--- What to do ---
Would you set down every line of the data below exactly as it reads?
· · · · · · ·
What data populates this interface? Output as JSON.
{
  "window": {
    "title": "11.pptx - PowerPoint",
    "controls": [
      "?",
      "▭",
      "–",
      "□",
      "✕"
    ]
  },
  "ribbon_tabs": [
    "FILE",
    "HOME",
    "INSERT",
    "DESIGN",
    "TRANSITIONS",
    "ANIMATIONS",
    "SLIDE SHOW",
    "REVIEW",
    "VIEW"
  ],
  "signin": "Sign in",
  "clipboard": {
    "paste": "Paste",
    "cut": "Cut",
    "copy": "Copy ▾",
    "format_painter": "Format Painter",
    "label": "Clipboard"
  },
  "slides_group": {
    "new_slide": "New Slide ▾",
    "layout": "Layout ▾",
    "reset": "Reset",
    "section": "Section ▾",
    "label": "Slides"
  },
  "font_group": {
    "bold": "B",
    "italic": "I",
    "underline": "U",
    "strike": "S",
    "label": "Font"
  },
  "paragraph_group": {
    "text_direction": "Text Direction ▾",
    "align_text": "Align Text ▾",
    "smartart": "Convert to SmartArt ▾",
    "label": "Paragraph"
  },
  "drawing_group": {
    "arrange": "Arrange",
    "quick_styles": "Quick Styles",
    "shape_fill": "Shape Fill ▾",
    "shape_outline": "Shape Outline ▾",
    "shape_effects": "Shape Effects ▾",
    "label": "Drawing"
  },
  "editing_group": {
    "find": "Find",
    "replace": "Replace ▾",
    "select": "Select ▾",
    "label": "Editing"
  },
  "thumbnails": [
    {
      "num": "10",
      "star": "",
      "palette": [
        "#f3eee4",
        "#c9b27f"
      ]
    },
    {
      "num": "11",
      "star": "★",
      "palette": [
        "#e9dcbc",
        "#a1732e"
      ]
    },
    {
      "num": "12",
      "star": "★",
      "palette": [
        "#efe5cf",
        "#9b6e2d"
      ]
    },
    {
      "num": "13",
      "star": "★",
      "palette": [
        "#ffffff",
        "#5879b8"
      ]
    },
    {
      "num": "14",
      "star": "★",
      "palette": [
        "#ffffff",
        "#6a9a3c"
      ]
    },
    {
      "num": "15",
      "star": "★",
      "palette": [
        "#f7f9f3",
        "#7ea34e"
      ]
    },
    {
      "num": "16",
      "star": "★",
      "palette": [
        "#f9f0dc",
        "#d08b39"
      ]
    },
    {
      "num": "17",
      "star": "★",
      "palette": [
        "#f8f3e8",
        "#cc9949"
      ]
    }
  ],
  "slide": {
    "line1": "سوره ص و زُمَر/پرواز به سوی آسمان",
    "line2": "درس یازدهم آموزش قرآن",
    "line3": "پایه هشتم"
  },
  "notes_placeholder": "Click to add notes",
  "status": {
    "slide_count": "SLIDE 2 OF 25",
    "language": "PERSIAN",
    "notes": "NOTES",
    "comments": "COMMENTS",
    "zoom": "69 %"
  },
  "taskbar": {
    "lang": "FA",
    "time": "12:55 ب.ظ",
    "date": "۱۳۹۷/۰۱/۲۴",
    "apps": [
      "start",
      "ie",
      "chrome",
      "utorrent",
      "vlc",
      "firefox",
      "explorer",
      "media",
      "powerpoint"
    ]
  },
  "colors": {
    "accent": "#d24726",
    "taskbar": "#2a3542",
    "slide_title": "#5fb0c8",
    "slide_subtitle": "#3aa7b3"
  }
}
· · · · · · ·
--- Output of the task ---
What data populates this interface? Output as JSON.
{
  "window": {
    "title": "11.pptx - PowerPoint",
    "controls": [
      "?",
      "▭",
      "–",
      "□",
      "✕"
    ]
  },
  "ribbon_tabs": [
    "FILE",
    "HOME",
    "INSERT",
    "DESIGN",
    "TRANSITIONS",
    "ANIMATIONS",
    "SLIDE SHOW",
    "REVIEW",
    "VIEW"
  ],
  "signin": "Sign in",
  "clipboard": {
    "paste": "Paste",
    "cut": "Cut",
    "copy": "Copy ▾",
    "format_painter": "Format Painter",
    "label": "Clipboard"
  },
  "slides_group": {
    "new_slide": "New Slide ▾",
    "layout": "Layout ▾",
    "reset": "Reset",
    "section": "Section ▾",
    "label": "Slides"
  },
  "font_group": {
    "bold": "B",
    "italic": "I",
    "underline": "U",
    "strike": "S",
    "label": "Font"
  },
  "paragraph_group": {
    "text_direction": "Text Direction ▾",
    "align_text": "Align Text ▾",
    "smartart": "Convert to SmartArt ▾",
    "label": "Paragraph"
  },
  "drawing_group": {
    "arrange": "Arrange",
    "quick_styles": "Quick Styles",
    "shape_fill": "Shape Fill ▾",
    "shape_outline": "Shape Outline ▾",
    "shape_effects": "Shape Effects ▾",
    "label": "Drawing"
  },
  "editing_group": {
    "find": "Find",
    "replace": "Replace ▾",
    "select": "Select ▾",
    "label": "Editing"
  },
  "thumbnails": [
    {
      "num": "10",
      "star": "",
      "palette": [
        "#f3eee4",
        "#c9b27f"
      ]
    },
    {
      "num": "11",
      "star": "★",
      "palette": [
        "#e9dcbc",
        "#a1732e"
      ]
    },
    {
      "num": "12",
      "star": "★",
      "palette": [
        "#efe5cf",
        "#9b6e2d"
      ]
    },
    {
      "num": "13",
      "star": "★",
      "palette": [
        "#ffffff",
        "#5879b8"
      ]
    },
    {
      "num": "14",
      "star": "★",
      "palette": [
        "#ffffff",
        "#6a9a3c"
      ]
    },
    {
      "num": "15",
      "star": "★",
      "palette": [
        "#f7f9f3",
        "#7ea34e"
      ]
    },
    {
      "num": "16",
      "star": "★",
      "palette": [
        "#f9f0dc",
        "#d08b39"
      ]
    },
    {
      "num": "17",
      "star": "★",
      "palette": [
        "#f8f3e8",
        "#cc9949"
      ]
    }
  ],
  "slide": {
    "line1": "سوره ص و زُمَر/پرواز به سوی آسمان",
    "line2": "درس یازدهم آموزش قرآن",
    "line3": "پایه هشتم"
  },
  "notes_placeholder": "Click to add notes",
  "status": {
    "slide_count": "SLIDE 2 OF 25",
    "language": "PERSIAN",
    "notes": "NOTES",
    "comments": "COMMENTS",
    "zoom": "69 %"
  },
  "taskbar": {
    "lang": "FA",
    "time": "12:55 ب.ظ",
    "date": "۱۳۹۷/۰۱/۲۴",
    "apps": [
      "start",
      "ie",
      "chrome",
      "utorrent",
      "vlc",
      "firefox",
      "explorer",
      "media",
      "powerpoint"
    ]
  },
  "colors": {
    "accent": "#d24726",
    "taskbar": "#2a3542",
    "slide_title": "#5fb0c8",
    "slide_subtitle": "#3aa7b3"
  }
}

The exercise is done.